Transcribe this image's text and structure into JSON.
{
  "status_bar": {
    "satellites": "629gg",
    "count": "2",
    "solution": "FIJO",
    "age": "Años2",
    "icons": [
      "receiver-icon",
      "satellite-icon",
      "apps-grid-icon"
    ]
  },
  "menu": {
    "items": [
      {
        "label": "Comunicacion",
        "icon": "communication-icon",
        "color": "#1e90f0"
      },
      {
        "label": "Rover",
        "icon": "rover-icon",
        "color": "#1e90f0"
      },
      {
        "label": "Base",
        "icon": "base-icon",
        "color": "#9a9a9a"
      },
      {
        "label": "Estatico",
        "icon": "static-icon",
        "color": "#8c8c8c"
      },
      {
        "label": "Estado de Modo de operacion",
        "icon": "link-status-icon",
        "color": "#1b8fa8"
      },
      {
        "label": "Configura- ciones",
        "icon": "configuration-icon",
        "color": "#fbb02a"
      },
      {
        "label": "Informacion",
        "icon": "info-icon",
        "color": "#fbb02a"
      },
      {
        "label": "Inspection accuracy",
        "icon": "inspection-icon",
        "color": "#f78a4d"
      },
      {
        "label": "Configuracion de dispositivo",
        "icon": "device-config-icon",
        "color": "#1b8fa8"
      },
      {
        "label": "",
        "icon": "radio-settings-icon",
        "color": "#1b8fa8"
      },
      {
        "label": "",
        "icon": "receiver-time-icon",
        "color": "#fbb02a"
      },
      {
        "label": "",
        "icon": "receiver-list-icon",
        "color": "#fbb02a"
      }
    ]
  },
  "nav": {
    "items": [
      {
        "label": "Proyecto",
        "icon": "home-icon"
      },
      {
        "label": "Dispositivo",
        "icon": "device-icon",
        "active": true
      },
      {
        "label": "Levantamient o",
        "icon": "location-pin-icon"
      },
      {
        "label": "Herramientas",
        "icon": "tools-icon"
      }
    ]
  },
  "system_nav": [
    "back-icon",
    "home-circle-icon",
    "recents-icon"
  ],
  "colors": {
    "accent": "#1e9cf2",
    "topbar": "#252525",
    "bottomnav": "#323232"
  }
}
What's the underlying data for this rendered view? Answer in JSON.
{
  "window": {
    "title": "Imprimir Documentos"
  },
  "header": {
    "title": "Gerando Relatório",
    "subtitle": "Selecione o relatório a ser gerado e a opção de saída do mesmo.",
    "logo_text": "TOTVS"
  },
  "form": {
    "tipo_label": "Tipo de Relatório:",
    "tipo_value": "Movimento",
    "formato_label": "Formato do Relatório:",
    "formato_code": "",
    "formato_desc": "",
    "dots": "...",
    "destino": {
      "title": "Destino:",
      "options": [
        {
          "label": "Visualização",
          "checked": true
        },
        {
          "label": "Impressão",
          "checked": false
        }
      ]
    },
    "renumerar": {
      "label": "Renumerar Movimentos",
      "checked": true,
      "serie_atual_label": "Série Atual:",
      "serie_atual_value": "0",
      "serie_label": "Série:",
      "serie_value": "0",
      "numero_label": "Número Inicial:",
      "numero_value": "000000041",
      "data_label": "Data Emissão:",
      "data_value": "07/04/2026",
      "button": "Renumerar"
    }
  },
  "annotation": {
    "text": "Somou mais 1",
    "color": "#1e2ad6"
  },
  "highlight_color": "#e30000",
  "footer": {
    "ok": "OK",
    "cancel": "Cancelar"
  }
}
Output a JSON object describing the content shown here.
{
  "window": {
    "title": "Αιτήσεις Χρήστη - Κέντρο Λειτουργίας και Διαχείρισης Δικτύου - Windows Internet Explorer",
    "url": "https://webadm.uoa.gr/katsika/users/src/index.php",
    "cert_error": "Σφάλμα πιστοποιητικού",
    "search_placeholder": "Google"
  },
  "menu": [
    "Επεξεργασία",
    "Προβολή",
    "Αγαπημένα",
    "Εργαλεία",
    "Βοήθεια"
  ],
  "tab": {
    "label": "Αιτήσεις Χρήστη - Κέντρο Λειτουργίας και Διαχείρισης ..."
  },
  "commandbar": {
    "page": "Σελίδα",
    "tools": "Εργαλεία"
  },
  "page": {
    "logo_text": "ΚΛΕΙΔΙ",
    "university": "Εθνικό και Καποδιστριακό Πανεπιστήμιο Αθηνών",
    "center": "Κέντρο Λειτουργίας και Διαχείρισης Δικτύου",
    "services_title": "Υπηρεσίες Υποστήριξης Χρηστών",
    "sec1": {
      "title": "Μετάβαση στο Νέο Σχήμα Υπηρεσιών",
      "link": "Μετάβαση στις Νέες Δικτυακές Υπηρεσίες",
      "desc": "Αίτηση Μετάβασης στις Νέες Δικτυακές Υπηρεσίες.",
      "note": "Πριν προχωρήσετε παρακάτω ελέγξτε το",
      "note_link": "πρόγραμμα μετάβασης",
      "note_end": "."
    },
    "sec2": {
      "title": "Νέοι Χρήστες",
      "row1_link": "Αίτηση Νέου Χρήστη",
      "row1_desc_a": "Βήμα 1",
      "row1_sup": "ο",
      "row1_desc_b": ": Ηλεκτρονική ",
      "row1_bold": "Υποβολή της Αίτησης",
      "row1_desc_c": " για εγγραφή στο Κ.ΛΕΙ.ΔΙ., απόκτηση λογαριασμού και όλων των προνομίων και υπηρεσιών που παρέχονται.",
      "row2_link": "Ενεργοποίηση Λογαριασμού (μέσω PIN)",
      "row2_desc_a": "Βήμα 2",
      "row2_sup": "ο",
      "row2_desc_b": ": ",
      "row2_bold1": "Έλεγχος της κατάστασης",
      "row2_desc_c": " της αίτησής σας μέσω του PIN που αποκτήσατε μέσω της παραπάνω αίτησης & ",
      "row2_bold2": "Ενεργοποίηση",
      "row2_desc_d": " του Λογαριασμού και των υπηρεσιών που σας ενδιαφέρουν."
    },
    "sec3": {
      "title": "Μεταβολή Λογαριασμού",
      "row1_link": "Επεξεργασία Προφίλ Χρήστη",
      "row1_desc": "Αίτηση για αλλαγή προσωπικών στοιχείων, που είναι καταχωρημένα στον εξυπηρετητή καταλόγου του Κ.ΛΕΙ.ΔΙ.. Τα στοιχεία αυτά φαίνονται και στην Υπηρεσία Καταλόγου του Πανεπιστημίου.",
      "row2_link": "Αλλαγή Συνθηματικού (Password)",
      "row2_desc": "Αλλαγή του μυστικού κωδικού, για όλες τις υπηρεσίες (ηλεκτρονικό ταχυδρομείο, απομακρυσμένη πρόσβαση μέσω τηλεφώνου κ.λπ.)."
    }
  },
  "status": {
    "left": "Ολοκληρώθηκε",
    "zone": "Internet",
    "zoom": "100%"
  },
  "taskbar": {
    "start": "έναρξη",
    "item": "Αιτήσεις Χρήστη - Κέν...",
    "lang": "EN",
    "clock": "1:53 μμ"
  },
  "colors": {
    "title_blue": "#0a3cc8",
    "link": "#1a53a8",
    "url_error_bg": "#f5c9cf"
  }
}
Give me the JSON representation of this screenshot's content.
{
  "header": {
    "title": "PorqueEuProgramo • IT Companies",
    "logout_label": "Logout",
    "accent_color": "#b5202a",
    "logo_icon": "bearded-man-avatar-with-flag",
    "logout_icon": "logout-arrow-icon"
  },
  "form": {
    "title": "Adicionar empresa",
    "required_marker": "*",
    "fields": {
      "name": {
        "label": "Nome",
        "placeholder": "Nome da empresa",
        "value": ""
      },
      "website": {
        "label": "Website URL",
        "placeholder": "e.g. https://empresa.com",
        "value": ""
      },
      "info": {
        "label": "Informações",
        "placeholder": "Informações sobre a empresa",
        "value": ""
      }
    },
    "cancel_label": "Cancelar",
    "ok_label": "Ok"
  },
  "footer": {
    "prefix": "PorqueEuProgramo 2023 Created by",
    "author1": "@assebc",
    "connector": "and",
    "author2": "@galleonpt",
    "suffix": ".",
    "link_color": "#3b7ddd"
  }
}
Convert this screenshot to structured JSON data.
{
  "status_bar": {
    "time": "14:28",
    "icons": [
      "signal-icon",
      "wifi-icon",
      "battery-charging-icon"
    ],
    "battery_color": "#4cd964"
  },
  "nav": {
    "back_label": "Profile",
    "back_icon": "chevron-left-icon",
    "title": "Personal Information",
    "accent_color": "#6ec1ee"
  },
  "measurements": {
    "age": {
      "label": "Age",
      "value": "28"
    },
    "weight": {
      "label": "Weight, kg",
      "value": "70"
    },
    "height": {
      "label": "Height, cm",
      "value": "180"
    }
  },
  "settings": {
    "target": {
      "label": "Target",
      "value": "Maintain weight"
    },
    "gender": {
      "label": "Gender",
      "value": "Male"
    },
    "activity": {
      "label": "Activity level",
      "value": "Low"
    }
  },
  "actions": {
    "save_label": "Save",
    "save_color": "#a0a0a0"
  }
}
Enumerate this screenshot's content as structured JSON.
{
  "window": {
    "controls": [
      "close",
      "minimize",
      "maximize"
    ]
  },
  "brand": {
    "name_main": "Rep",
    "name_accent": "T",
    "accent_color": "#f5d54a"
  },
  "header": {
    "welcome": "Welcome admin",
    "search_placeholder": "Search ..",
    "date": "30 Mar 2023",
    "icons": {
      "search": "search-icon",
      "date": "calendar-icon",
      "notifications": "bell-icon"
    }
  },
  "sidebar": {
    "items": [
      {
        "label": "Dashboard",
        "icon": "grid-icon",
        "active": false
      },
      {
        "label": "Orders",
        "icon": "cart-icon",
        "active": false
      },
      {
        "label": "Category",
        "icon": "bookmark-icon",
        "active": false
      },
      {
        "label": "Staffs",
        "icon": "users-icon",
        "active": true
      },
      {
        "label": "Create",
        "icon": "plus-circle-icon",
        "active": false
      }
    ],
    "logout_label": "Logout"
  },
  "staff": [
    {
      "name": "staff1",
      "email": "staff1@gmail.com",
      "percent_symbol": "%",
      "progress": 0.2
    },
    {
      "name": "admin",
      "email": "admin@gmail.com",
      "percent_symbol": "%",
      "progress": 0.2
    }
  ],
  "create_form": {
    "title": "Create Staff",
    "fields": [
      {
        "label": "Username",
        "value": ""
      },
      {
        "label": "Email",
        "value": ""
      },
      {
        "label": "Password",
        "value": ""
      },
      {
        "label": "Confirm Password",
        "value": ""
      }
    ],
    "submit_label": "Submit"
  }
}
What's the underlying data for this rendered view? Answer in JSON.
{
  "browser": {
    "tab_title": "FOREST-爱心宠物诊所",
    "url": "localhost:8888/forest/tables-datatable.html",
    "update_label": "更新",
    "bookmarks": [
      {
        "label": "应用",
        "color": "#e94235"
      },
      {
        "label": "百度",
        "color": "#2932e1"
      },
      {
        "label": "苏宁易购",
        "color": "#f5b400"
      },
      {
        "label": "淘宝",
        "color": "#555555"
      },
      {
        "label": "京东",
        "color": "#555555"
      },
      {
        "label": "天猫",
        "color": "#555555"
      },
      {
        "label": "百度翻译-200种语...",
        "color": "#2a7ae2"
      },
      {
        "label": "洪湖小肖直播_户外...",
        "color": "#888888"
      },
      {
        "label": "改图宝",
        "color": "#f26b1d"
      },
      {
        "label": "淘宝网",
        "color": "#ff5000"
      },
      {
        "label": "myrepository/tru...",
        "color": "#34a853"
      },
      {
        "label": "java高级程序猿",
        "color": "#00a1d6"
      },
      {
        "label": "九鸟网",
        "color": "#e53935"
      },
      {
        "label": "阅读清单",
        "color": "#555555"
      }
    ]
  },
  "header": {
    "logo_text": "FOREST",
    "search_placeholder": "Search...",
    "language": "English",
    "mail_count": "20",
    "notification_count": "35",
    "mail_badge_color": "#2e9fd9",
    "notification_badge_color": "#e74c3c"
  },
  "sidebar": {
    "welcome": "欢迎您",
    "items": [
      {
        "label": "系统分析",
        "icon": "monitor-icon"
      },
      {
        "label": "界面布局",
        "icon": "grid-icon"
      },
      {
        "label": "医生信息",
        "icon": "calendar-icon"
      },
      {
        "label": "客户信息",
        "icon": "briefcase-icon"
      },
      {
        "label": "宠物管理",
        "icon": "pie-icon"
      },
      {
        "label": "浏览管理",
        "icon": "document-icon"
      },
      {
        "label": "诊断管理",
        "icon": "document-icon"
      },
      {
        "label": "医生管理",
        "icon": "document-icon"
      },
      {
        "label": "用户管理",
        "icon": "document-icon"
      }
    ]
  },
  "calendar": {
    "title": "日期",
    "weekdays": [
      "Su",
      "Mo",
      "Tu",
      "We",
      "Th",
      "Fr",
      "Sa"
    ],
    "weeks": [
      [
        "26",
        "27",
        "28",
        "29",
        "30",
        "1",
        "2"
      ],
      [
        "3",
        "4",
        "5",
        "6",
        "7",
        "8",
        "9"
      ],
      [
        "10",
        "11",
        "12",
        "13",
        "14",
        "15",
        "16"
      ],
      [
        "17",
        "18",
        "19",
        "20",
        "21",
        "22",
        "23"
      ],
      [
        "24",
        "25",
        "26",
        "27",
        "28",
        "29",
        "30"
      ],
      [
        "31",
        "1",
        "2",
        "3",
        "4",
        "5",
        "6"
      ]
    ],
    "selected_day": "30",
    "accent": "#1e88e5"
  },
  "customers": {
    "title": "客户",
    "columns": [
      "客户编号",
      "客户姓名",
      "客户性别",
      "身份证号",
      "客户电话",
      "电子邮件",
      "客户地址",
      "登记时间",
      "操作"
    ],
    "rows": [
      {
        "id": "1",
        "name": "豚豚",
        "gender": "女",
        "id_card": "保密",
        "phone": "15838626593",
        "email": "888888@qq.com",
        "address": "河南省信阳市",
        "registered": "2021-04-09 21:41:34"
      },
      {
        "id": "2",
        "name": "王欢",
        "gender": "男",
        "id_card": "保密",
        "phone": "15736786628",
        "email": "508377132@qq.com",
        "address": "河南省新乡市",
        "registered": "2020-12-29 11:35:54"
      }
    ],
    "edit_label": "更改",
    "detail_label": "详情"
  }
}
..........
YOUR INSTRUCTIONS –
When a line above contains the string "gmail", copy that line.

EXERCISE RESPONSE –
      "email": "staff1@gmail.com",
      "email": "admin@gmail.com",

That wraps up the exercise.